The most successful businesses are customer focused. They give their customers what they want and need. They give them quality.

One of my favourite definitions of quality is simply:

conformance to requirements“—Philip Crosby

In quality management, quality doesn’t mean how good something is—it means you meet the requirements of the product, service and customer.

You must define customer requirements to achieve quality. 

You can’t assume that you know what the customer wants, and sometimes, you can’t assume they they know what they want either! What the customer wants and what they actually need can be different.

Only when you truly understand your customer will you be able to help them with their needs, their real requirements.

There are many ways to explore customer requirements, here are some suggestions.

1. Talk to your customers

—Speak to your existing and potential customers. Find out what they really value, and what they don’t! 

You’ll be surprised what they say. Things that you thought were important might not be, and things that you didn’t think matter might be key to your customers.

Remember to find out the underlying reasons so you can determine what they really need. This is especially important when it comes to product and service innovations—the customer might not even know some options exist, or could exist! 

2. Discuss with your team

Facilitate a session with your team. Discuss what they think your customers want and need.

Encourage all suggestions from a diverse team. You’ll generate ideas that might have been previously overlooked.

The added benefit with this exercise is that it brings everyone towards a value focused culture and checks that everyone is on the same page.

3. Consider what you value in similar products or services

Do you use similar products or services? Think about what you like and what you don’t like about them. Include the full customer journey. 

For example:

  •  if you run a café, go to other cafés. Notice everything from the approach to the café to when you leave
  • if you manufacture products, pay attention when you use other products. Notice the packaging and information, think about why did you really bought it (emotionally and logically), how easy is it to use and maintain, etc.

4. Study your customer complaints

If you have any customer complaints or if you can  remember any informal comments, review them.

Pick out any trends that might suggest items that you can include in your requirements to remove the issues.

5. Collect feedback

It’s good practice to collect feedback. For example, you could conduct a survey or provide feedback forms.

Reviewing your feedback will give you insights into what your customers want.

6. Analyse competitors

Study how competitors market their products and services.

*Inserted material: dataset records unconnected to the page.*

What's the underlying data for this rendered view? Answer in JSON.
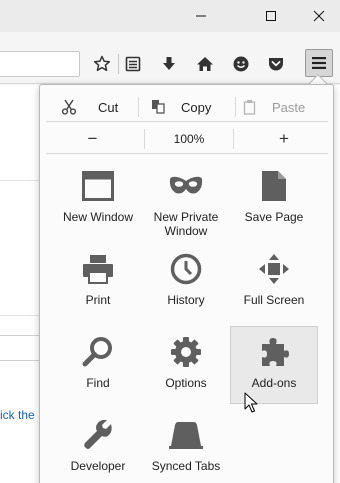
{
  "window": {
    "buttons": [
      {
        "name": "minimize",
        "icon": "minimize-icon"
      },
      {
        "name": "maximize",
        "icon": "maximize-icon"
      },
      {
        "name": "close",
        "icon": "close-icon"
      }
    ]
  },
  "toolbar": {
    "icons": [
      "bookmark-star-icon",
      "reading-list-icon",
      "downloads-icon",
      "home-icon",
      "hello-icon",
      "pocket-icon",
      "menu-icon"
    ],
    "accent_pocket": "#555555"
  },
  "content": {
    "link_fragment": "ick the"
  },
  "panel": {
    "edit": {
      "cut": "Cut",
      "copy": "Copy",
      "paste": "Paste"
    },
    "zoom": {
      "minus": "−",
      "value": "100%",
      "plus": "+"
    },
    "items": [
      {
        "label": "New Window",
        "icon": "new-window-icon"
      },
      {
        "label": "New Private\nWindow",
        "icon": "private-mask-icon"
      },
      {
        "label": "Save Page",
        "icon": "save-page-icon"
      },
      {
        "label": "Print",
        "icon": "printer-icon"
      },
      {
        "label": "History",
        "icon": "clock-icon"
      },
      {
        "label": "Full Screen",
        "icon": "full-screen-icon"
      },
      {
        "label": "Find",
        "icon": "magnifier-icon"
      },
      {
        "label": "Options",
        "icon": "gear-icon"
      },
      {
        "label": "Add-ons",
        "icon": "puzzle-piece-icon"
      },
      {
        "label": "Developer",
        "icon": "wrench-icon"
      },
      {
        "label": "Synced Tabs",
        "icon": "synced-tabs-icon"
      }
    ],
    "hovered_item": "Add-ons"
  },
  "colors": {
    "icon_gray": "#5f5f5f",
    "disabled_gray": "#9b9b9b",
    "link_blue": "#1862b4"
  }
}
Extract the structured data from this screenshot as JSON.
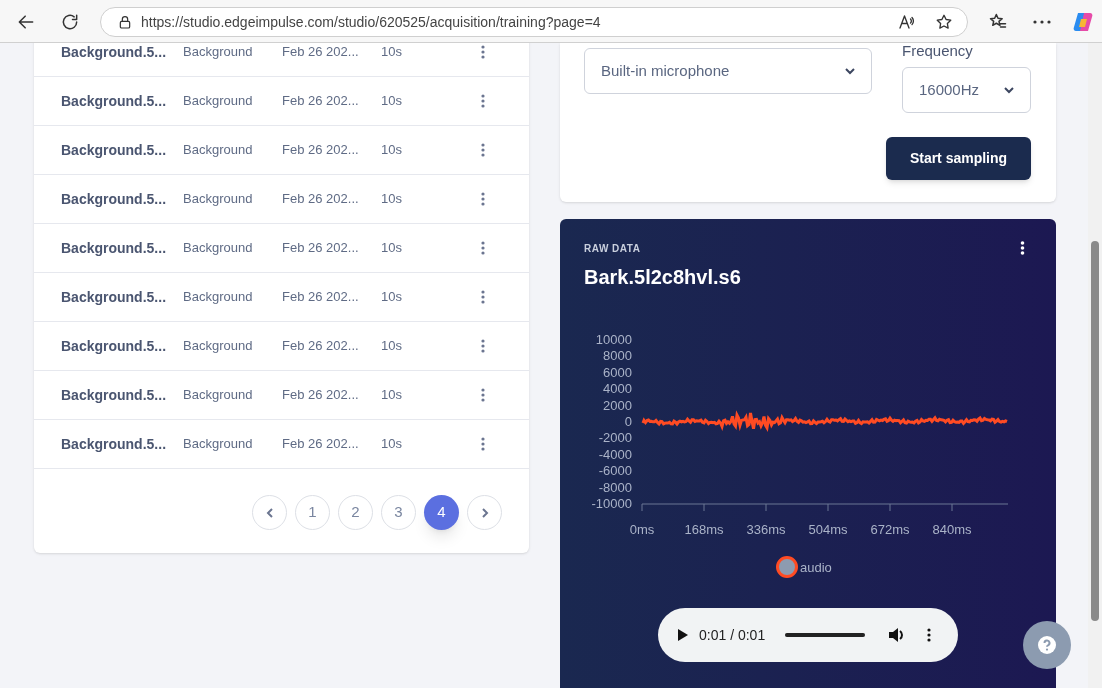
{
  "browser": {
    "url": "https://studio.edgeimpulse.com/studio/620525/acquisition/training?page=4"
  },
  "samples": {
    "rows": [
      {
        "name": "Background.5...",
        "label": "Background",
        "date": "Feb 26 202...",
        "length": "10s"
      },
      {
        "name": "Background.5...",
        "label": "Background",
        "date": "Feb 26 202...",
        "length": "10s"
      },
      {
        "name": "Background.5...",
        "label": "Background",
        "date": "Feb 26 202...",
        "length": "10s"
      },
      {
        "name": "Background.5...",
        "label": "Background",
        "date": "Feb 26 202...",
        "length": "10s"
      },
      {
        "name": "Background.5...",
        "label": "Background",
        "date": "Feb 26 202...",
        "length": "10s"
      },
      {
        "name": "Background.5...",
        "label": "Background",
        "date": "Feb 26 202...",
        "length": "10s"
      },
      {
        "name": "Background.5...",
        "label": "Background",
        "date": "Feb 26 202...",
        "length": "10s"
      },
      {
        "name": "Background.5...",
        "label": "Background",
        "date": "Feb 26 202...",
        "length": "10s"
      },
      {
        "name": "Background.5...",
        "label": "Background",
        "date": "Feb 26 202...",
        "length": "10s"
      }
    ],
    "pagination": [
      {
        "kind": "prev"
      },
      {
        "kind": "page",
        "label": "1",
        "selected": false
      },
      {
        "kind": "page",
        "label": "2",
        "selected": false
      },
      {
        "kind": "page",
        "label": "3",
        "selected": false
      },
      {
        "kind": "page",
        "label": "4",
        "selected": true
      },
      {
        "kind": "next"
      }
    ]
  },
  "collect": {
    "device": "Built-in microphone",
    "frequency_label": "Frequency",
    "frequency": "16000Hz",
    "button": "Start sampling"
  },
  "raw_data": {
    "heading": "RAW DATA",
    "title": "Bark.5l2c8hvl.s6",
    "y_ticks": [
      "10000",
      "8000",
      "6000",
      "4000",
      "2000",
      "0",
      "-2000",
      "-4000",
      "-6000",
      "-8000",
      "-10000"
    ],
    "x_ticks": [
      "0ms",
      "168ms",
      "336ms",
      "504ms",
      "672ms",
      "840ms"
    ],
    "legend": {
      "label": "audio",
      "color": "#ff4b23"
    },
    "player": {
      "time": "0:01 / 0:01",
      "level": 1
    }
  }
}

What features and benefits do they promote?

You can also look at competitors reviews. What do their customers complain about that you can solve, or, what do their customers love that you might have missed?

7. Perform market research

You could look into market trends and review consumer behaviours. 

You could look into how, when, where and why customers use your products and services. 

8. Shop your own business

Experience what your customers experience.

Call your store, use your website, order a product, etc. Note your experiences and put yourself in the mind of your customer as they go through the journey of using your products and services.

Closing thoughts

Only when you understand your customers can you ensure you meet their requirements.

By understanding your customers in depth, you’ll also have greater insight into what to market about your products or services to appeal to your customers.

When you define your product and service requirements you also need  to considering other areas such as innovations in your products and services that the customer may not be aware of yet, as well as other areas such as applicable standards and legislation.

A bonus of going through this process is that it demonstrates customer focus which can help if you want to get a certified quality management system to ISO 9001 standards.

Get support from Ridley & Company

Ridley & Company are experienced in helping clients understand their customers and in defining requirements that can be incorporated into business systems, products and services. .

Contact us to see how we can help you to improve the way you serve your customers and be more competitive.